Tenure since 2016
Role of Adipose β-Site Amyloid Precursor Protein Cleaving Enzyme 1 (BACE1) in Insulin Resistance
Aimée’s project will focus on studying the specific role of BACE1 in fat tissues in insulin resistance (IR), as previous studies have suggested that BACE1 modulates insulin sensitivity and blood glucose levels possibly by modulating the inflammatory and immune responses in fat cells. BACE1 (β-site amyloid precursor protein cleaving enzyme 1), the enzyme primarily responsible for producing Aβs is upregulated in the brain tissue of AD (Alzheimer’s disease) patients, thus driving high Aβ levels. Besides brain, BACE1 is also expressed in organs sensitive to the hormone insulin in controlling blood glucose such as muscle, liver and fat. It is shown that BACE1 is more active with obesity and insulin resistance (IR). IR, where the cells fail to respond to insulin to lower glucose in the blood is a hallmark of T2DM. These studies will also provide evidence for future therapeutic use of BACE1 inhibitors in diseases.

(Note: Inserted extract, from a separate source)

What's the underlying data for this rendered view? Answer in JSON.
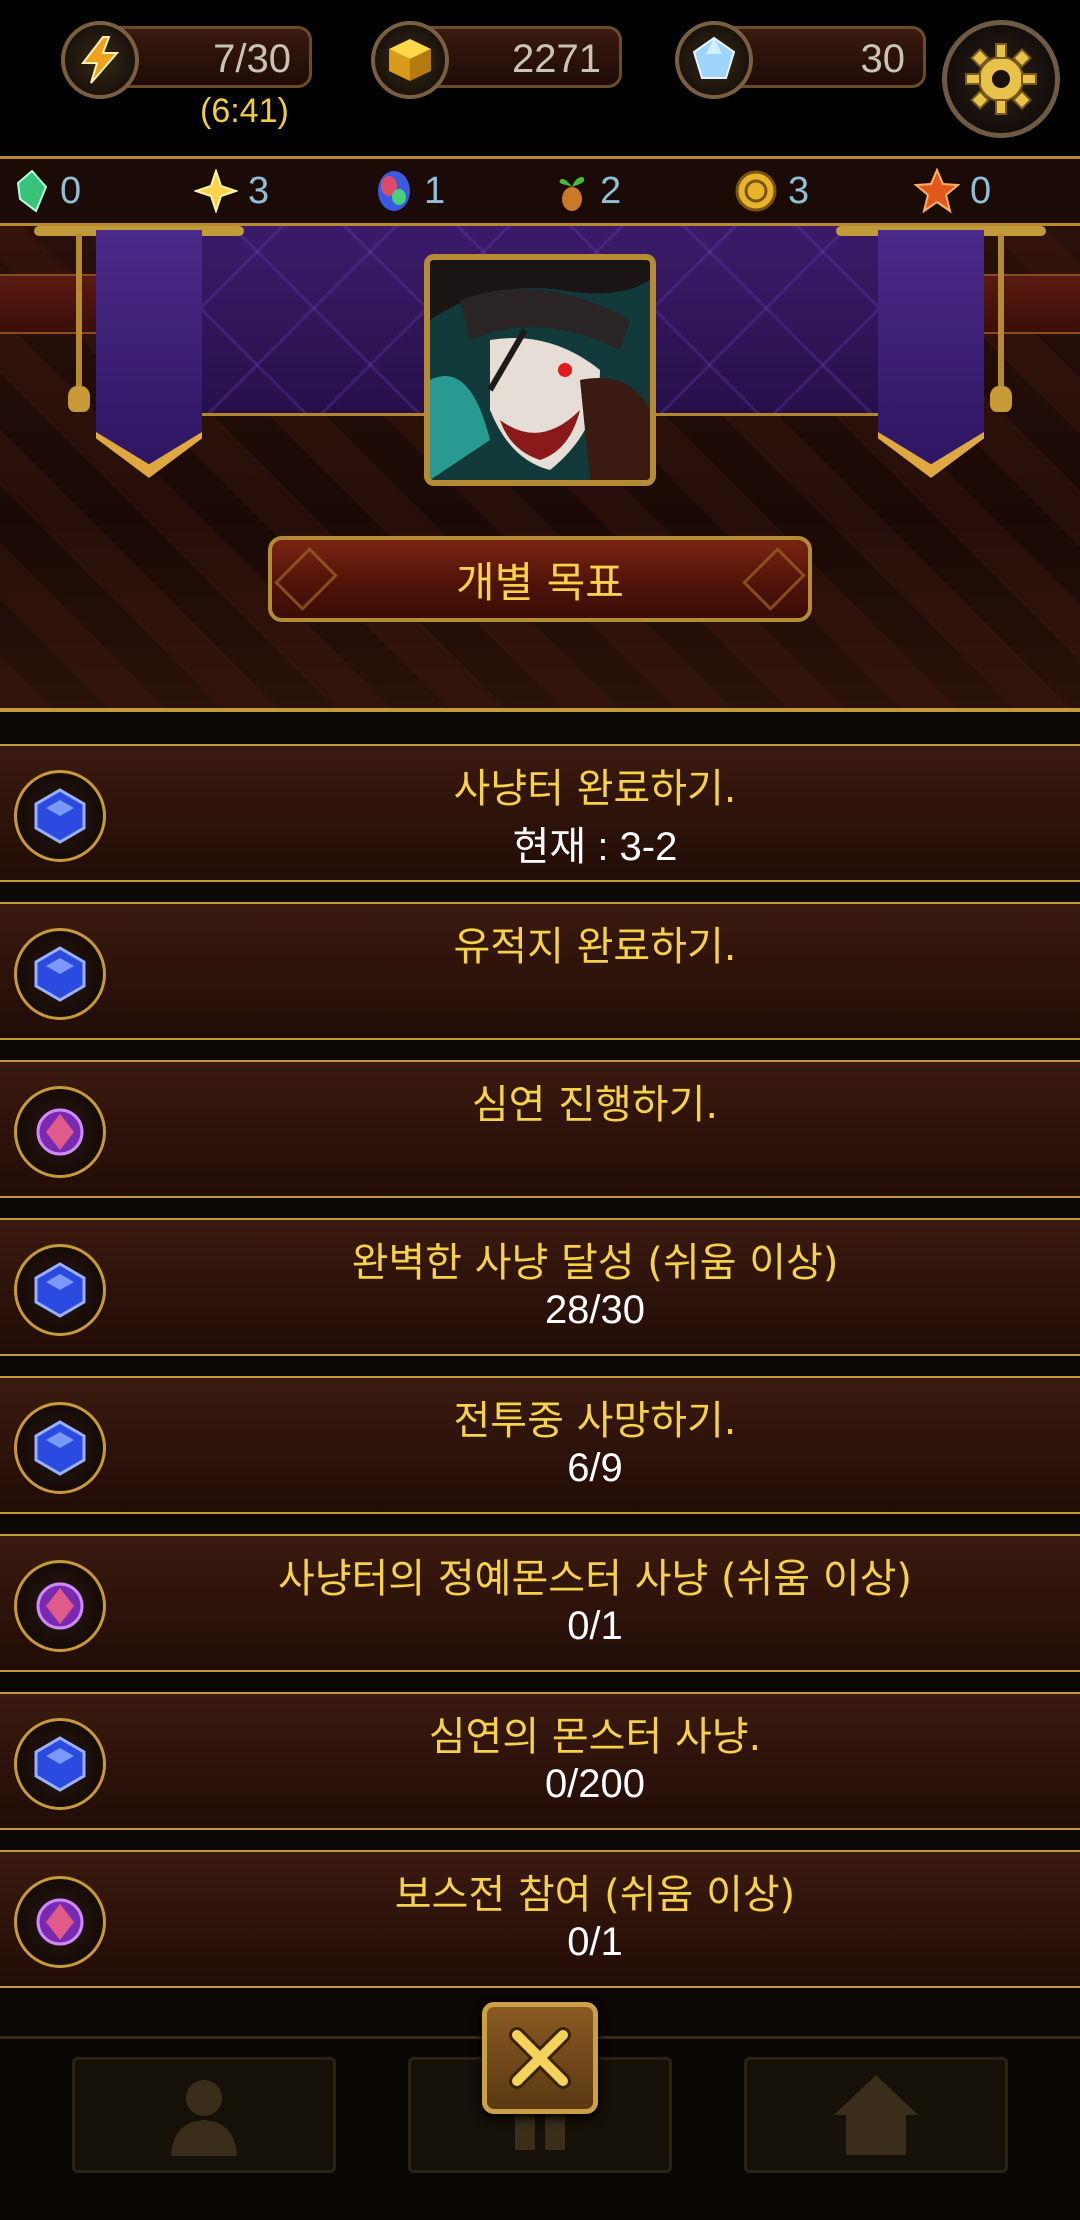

After completing her primary and secondary education in France, Aimée pursued her undergraduate degree in Anatomy & Physiology at the University of Dundee. At the end of her third year, Aimée was awarded the Lippincott Human Anatomy prize and the Ede & Ravenscroft prize for her academic excellence. At the end of her fourth year, Aimée obtained a first class honours degree in anatomy and physiology. During the summer of 2015, Aimée was part of the Dundee iGEM team, which went on to win a gold medal at the international competition in Boston. Aimée then went on to study for an integrated Masters in Immunology, graduating with a first class Msci in Physiology in 2016.